Hickory Data Centres breaks ground on inaugural site as company rapidly expands

10 December 2021

Australian-owned and operated company Hickory Data Centres has just broken ground on its Truganina, Melbourne, site which is set to house a 72MW hyperscale facility made up of two 36MW diverse buildings and 18 data halls.

The sod-turning comes as Hickory Data Centres announced the expansion of its portfolio across Australia with sites now acquired to deliver in excess of 100MW to market across two hyperscale data centre locations. Upon full completion of each facility, it will constitute a $1.1bn investment into the Australian market.

The Truganina site was acquired in early 2021, with the data centre intended to meet the specific design, scale and security requirements of major cloud and content providers with availability from Q4 2022.

Hickory Data Centres has also acquired a 24,000sqm site in Canberra, with plans to build a 28MW hyperscale data centre. The data centre will be designed to a security level of SCEC4 or higher, and include 4,000sqm of office and storage space.

Hickory Data Centres launched in early 2021 as a business division of Hickory, an established and diversified property development and construction company in Australia. It has since been quick to market with the acquisition of the two sites with plans to add additional sites to the portfolio.

Joel O’Halloran, Chief Executive Officer of Hickory Data Centres, said: “We are thrilled to be breaking ground on our Truganina site in Melbourne as the strategic expansion of Hickory Data Centres comes to fruition. These locations will bring substantial capacity to the growing Australian market, with Melbourne one of the hottest markets in the world right now for data centre investment.”

According to a 2021 report by Structure Research, Melbourne’s data centre market is expected to reach US $1.1bn by 2026 with a 20.6 per cent compound annual growth rate specific to hyperscale.

Jabez Tan, Head of Research at Structure Research, commented: “At present, Melbourne has relatively limited options for hyperscale data centre capacity compared to Sydney. Melbourne is projected to see a meaningful uptick in hyperscale demand as both Google and AWS have recently announced new cloud regions.”

At the same time, Hickory Data Centres is also expanding to Canberra.

“While Canberra has an established market, it is still quite narrow in terms of supply,” explained O’Halloran. “Changing customer dynamics have also increased opportunity in the state, with buying patterns shifting.”

Hickory Data Centres offers a unique approach to its facilities, with a vertically integrated model as both a construction business and data centre service provider, which allows the company to develop, build and operate purpose-built hyperscale data centres on behalf of major global clients.

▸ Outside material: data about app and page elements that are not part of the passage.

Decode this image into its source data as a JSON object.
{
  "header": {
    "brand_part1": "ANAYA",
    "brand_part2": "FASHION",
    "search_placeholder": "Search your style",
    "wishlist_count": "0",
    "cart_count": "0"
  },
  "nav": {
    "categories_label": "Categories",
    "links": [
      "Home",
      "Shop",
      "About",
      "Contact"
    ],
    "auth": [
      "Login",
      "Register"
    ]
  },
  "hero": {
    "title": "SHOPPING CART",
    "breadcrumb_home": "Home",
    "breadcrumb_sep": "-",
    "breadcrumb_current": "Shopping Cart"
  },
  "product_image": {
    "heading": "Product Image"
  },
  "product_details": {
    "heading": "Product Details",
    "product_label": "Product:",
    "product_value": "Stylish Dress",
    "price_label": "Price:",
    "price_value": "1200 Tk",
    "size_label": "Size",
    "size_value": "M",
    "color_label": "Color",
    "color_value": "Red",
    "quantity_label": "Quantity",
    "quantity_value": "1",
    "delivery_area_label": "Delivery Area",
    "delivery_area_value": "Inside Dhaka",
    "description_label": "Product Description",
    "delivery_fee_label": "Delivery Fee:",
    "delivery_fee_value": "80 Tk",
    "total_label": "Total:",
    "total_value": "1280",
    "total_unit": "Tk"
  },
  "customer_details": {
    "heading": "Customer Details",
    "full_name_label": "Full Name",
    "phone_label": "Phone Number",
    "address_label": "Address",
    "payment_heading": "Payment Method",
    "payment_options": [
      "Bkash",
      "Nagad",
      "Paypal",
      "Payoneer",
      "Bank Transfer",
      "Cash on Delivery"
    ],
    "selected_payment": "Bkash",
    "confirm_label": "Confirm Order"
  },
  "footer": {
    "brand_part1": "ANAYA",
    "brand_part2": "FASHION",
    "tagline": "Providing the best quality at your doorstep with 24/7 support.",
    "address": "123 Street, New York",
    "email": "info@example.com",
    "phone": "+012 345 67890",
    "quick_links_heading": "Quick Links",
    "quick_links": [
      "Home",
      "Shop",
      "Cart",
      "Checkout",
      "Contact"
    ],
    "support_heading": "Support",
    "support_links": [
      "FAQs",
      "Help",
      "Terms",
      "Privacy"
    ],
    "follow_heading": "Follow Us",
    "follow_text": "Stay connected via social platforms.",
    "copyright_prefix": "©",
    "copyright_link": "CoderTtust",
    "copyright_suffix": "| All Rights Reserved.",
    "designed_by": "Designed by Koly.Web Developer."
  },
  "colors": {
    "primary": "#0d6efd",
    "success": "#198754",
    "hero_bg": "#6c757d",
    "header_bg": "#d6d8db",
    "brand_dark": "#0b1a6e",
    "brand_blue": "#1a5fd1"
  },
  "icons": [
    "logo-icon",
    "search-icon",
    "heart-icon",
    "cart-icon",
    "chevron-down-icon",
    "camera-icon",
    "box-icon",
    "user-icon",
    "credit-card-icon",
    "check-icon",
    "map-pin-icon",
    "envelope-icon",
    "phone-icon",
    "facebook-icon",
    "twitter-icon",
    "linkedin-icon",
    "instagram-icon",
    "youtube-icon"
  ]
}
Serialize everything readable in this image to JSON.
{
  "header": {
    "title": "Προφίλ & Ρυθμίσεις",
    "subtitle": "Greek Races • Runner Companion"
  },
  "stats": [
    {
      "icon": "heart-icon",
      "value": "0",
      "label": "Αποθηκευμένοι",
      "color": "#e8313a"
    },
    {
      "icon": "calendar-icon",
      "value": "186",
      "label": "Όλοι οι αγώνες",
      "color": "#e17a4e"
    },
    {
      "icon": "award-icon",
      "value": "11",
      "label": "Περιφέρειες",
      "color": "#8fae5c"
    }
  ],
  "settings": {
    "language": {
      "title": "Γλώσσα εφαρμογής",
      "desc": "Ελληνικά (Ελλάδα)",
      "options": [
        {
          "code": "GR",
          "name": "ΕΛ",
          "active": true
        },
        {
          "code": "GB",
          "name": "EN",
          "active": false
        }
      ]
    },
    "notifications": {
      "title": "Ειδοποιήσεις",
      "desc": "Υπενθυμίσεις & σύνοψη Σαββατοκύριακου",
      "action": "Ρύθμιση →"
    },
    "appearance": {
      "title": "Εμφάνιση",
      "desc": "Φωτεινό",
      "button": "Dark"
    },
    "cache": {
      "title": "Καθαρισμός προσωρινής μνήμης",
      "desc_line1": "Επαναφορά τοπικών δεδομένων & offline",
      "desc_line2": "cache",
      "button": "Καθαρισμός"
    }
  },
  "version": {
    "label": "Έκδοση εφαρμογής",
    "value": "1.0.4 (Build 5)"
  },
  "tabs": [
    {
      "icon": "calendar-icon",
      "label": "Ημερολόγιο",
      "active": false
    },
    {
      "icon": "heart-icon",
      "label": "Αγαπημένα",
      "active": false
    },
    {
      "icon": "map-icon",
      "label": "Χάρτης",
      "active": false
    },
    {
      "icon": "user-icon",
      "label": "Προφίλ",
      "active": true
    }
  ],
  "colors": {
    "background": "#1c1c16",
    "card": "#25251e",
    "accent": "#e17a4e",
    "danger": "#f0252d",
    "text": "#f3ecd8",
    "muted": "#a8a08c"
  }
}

Hickory Data Centres offers highly secure, multi-megawatt optionality that redefines the provision of data centres from construction to production. The business achieves this through distinct offerings, leveraging the capability of Hickory and is backed by a highly experienced data centre team. The solutions include traditional hyperscale colocation, diverse buildings or single-tenant options and full turnkey models that cover the site selection, construction, and provision of Shell & Core services, encompassing the built-and-operated-to-suit service offering.

Driving Hickory Data Centres’ rapid deployment capability is the company’s Hickory Building Systems technology, an innovative system that shortens ready-to-service lead time. By building certain components off-site before installing them at the desired location, construction cost, time and volume of materials required is significantly reduced whilst safety and build quality is improved.

“With the growth and expansion of Hickory Data Centres, we are building to suit the world’s biggest tech companies,” said O’Halloran. “We are driving technology to enact change and enable innovation in Australia, and we’re proud to be at the forefront of this data revolution.”